“You gave up that power to save me, Nash. I don’t think you’re ever going to be the kind of person who would endanger others for a thrill. At worst, you’d be one of those guys who tells stories about the glory days, back when he didn’t have a gut. Probably to your weird red-headed kids.” She smiled. “You can’t rest yet. But I trust you. When the time comes, you’ll get your happy ending. Or so help me, I’ll force it down your throat.” She darted forward, and her arms went around his shoulders, and with a forceful kiss, she gave him the power of the wind. The scent of battlefield flowers filled the air.
“Well, well, I turn my back for five minutes and here you are attempting to steal Nash. You can’t help yourself, can you, Air?” asked Bella, amusement in her voice.
“Oh, please. Your little advice got me captured, and forced Nash to give up my power. You must have known, all along, that this was how things would end up. You planned all of this, didn’t you?”
“Yes, right down to the tongue you slipped him,” said Bella, dryly, but not without warmth. “Then you…?”
“Yeah. I’m pretty sure that you weren’t trying to deliberately fuck me over.” Ariel was quiet for a moment. “I’d be proud to call you my sister.”
“Thank you,” said Bella, and her voice was very quiet. “Do you think the others can be saved, too?”
“Fuck,” said Ariel. “Who knows?” She slugged Nash in the shoulder lightly. “I sure hope so, or he’ll be whining and moaning in our ears for the rest of eternity, won’t he?”
“God help me,” Nash muttered, and shook his head. “Loneliness might have been better than this. You two are going to be unbearable.”
“Really, Nash?” asked Ariel, smiling wryly.
“No.” He grinned cheerfully. Then his expression fell a little bit. “The others-”
“They need time. They don’t change quick. They’ve all got guilt complexes a mile wide, Nash. They’ll come back. They don’t have much choice.” She smiled. “Just give it some time, okay? And don’t you dare fucking leave us behind.” She met his eyes, her expression hard. “If you disappear, if you decide to sacrifice yourself for real like that, I’m never going to fucking forgive you.” She hugged him, and Nash didn’t fight it, appreciating the warmth of the embrace as it stretched out, and out, and out.
His mind drifted back, momentarily, to the memory of what Betty had said, about the thing that called itself a God, the Creator.
He knew a little bit about gnosticism. The idea of a god in two parts; Power, and wisdom, Demiurge, and Sophia. He didn’t know how much of this was truth, but it was something to take faith from. Whatever the creature was, it could not destroy humanity on its own. It had needed the help of agents. That meant it could be fought. There was hope.
There was always hope, even when there was nothing else. Especially when there was nothing else. Hope, faith, and love.

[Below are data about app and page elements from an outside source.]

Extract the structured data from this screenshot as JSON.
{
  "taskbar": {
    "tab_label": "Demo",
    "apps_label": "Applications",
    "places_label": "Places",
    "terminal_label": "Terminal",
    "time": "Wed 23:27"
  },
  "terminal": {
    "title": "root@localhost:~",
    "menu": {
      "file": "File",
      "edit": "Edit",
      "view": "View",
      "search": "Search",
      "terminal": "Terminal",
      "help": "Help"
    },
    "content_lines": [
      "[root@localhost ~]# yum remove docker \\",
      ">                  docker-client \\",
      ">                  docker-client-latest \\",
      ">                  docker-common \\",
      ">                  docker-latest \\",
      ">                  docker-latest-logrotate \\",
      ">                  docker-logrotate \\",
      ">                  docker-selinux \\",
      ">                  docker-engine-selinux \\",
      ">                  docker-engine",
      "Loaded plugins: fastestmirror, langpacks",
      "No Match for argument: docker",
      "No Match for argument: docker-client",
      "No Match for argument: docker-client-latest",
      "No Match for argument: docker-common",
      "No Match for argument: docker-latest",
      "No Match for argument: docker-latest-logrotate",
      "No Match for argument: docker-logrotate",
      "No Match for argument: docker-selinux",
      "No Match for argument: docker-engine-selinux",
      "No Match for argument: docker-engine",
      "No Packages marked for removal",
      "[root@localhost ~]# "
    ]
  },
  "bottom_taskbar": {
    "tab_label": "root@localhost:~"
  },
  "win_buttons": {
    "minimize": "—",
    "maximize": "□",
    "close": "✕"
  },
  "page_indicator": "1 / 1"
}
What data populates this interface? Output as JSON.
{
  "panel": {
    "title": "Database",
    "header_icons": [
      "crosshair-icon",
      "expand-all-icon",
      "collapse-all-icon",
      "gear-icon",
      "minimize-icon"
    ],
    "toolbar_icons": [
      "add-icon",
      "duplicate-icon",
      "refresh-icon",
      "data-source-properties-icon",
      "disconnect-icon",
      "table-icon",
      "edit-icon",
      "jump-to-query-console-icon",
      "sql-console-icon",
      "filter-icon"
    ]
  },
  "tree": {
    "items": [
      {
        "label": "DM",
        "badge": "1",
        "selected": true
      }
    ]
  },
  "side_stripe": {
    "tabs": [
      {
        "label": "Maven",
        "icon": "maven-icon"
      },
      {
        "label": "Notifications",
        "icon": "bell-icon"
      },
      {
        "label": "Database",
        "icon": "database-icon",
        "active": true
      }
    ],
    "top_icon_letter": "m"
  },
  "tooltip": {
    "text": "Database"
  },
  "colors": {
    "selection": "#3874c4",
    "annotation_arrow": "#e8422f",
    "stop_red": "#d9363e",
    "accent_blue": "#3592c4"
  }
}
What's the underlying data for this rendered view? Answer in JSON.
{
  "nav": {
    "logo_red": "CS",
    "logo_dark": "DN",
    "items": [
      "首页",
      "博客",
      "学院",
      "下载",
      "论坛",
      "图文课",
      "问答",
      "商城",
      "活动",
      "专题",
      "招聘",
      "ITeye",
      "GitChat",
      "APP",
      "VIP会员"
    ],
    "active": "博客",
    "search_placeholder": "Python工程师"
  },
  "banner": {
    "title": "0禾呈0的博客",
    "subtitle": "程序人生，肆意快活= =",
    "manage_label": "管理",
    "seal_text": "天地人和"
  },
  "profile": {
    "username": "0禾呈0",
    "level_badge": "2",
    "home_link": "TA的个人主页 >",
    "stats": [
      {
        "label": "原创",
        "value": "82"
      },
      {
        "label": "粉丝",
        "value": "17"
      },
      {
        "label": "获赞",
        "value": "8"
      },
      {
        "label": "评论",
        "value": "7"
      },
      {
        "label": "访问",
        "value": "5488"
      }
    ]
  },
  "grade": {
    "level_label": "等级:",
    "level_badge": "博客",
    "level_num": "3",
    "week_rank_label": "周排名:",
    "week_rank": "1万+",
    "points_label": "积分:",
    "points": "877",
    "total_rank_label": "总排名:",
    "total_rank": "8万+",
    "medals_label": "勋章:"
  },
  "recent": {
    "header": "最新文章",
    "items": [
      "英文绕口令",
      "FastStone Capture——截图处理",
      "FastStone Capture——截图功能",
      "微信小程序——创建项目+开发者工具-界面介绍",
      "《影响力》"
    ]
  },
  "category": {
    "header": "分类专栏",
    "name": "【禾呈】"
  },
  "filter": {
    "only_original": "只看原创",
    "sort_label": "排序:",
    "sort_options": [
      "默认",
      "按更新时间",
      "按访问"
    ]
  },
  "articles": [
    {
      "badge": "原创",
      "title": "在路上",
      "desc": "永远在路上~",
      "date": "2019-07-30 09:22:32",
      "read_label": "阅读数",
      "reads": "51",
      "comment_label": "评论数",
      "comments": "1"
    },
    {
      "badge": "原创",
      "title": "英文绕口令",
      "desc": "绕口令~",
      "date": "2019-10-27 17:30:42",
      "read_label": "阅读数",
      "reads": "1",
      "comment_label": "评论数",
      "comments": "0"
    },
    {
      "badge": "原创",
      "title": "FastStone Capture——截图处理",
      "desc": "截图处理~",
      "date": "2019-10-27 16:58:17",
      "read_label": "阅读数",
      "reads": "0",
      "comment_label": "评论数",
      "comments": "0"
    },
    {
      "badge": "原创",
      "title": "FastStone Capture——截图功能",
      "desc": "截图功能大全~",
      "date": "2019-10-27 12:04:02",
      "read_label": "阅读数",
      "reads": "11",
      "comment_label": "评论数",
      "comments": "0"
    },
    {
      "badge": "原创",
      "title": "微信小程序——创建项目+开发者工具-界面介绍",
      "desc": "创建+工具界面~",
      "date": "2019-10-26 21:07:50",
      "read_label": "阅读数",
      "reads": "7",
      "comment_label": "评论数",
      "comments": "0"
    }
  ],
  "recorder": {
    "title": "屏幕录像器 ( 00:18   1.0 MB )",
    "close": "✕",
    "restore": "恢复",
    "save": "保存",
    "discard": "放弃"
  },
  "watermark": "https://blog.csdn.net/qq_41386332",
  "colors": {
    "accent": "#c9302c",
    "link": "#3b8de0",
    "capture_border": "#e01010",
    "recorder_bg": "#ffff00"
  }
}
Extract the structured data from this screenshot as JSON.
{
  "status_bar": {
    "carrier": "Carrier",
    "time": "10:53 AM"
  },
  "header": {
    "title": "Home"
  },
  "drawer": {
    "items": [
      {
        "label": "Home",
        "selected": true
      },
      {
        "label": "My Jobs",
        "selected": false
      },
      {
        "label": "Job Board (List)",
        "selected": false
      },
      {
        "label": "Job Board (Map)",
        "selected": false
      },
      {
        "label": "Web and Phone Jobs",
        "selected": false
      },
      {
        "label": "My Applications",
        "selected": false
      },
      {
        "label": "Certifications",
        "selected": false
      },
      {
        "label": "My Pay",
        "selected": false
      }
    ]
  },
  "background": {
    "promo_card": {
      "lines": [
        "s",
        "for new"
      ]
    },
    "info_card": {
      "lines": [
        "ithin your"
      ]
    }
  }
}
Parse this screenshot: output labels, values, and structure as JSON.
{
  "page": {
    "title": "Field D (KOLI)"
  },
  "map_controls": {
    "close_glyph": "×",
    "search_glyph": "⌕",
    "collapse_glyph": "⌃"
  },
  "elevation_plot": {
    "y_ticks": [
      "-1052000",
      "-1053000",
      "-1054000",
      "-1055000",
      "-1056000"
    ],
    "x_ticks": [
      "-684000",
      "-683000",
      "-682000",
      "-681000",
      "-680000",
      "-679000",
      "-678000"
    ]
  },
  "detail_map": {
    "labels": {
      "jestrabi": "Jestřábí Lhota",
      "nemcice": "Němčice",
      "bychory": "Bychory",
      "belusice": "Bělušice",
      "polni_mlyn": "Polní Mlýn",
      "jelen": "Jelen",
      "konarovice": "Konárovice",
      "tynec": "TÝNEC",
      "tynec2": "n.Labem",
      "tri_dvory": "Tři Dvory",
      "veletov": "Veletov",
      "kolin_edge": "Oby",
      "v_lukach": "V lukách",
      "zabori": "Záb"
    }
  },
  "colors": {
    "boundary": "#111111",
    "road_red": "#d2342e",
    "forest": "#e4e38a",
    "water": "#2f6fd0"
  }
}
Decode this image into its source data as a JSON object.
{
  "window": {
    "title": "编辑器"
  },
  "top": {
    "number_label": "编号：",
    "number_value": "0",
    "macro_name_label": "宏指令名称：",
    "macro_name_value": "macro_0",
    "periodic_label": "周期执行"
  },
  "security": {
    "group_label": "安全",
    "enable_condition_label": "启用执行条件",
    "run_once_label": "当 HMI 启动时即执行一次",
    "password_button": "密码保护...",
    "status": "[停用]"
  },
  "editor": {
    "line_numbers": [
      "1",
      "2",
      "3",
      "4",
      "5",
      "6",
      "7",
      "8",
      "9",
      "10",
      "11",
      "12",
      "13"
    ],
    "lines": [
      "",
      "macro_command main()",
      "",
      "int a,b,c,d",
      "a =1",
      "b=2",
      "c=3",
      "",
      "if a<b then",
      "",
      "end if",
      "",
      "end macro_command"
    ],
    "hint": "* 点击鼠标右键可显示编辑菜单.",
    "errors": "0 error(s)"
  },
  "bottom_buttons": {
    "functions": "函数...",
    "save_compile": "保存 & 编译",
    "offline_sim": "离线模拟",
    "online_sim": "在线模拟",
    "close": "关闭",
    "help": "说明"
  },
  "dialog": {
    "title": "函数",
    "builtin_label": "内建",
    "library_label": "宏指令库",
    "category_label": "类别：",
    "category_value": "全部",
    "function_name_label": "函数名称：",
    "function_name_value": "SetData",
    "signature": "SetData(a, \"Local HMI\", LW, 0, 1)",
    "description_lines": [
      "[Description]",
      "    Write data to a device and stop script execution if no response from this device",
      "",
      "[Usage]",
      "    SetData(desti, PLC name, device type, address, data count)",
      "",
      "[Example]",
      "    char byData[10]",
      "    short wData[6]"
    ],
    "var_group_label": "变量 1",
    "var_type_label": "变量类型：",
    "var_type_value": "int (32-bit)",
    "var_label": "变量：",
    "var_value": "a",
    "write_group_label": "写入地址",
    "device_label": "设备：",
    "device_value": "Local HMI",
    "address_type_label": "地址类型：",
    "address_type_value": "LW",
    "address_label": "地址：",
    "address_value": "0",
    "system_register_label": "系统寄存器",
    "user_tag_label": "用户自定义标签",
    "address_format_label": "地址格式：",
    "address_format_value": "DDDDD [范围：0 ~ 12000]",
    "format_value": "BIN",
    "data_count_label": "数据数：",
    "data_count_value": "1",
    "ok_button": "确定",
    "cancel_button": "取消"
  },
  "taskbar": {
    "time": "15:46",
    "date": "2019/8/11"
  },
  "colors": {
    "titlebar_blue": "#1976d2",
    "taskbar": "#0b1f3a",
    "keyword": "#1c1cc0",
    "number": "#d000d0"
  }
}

“Come on, Nash.” Ariel slapped his shoulder, and smiled. “There’s going to be a lot of important things to do, tomorrow. Tonight, I want to see you dance.”
“I can’t dance,” he said, shaking his head.
“Sure you can. It’s part of the gift I gave you.” She winked, and tapped the side of her nose. “You just have to believe in me.”
And they went out.
And they danced. He even danced well, and lost himself in the moment.
It’d all end someday. That was the nature of the universe.
But it wasn’t ending today.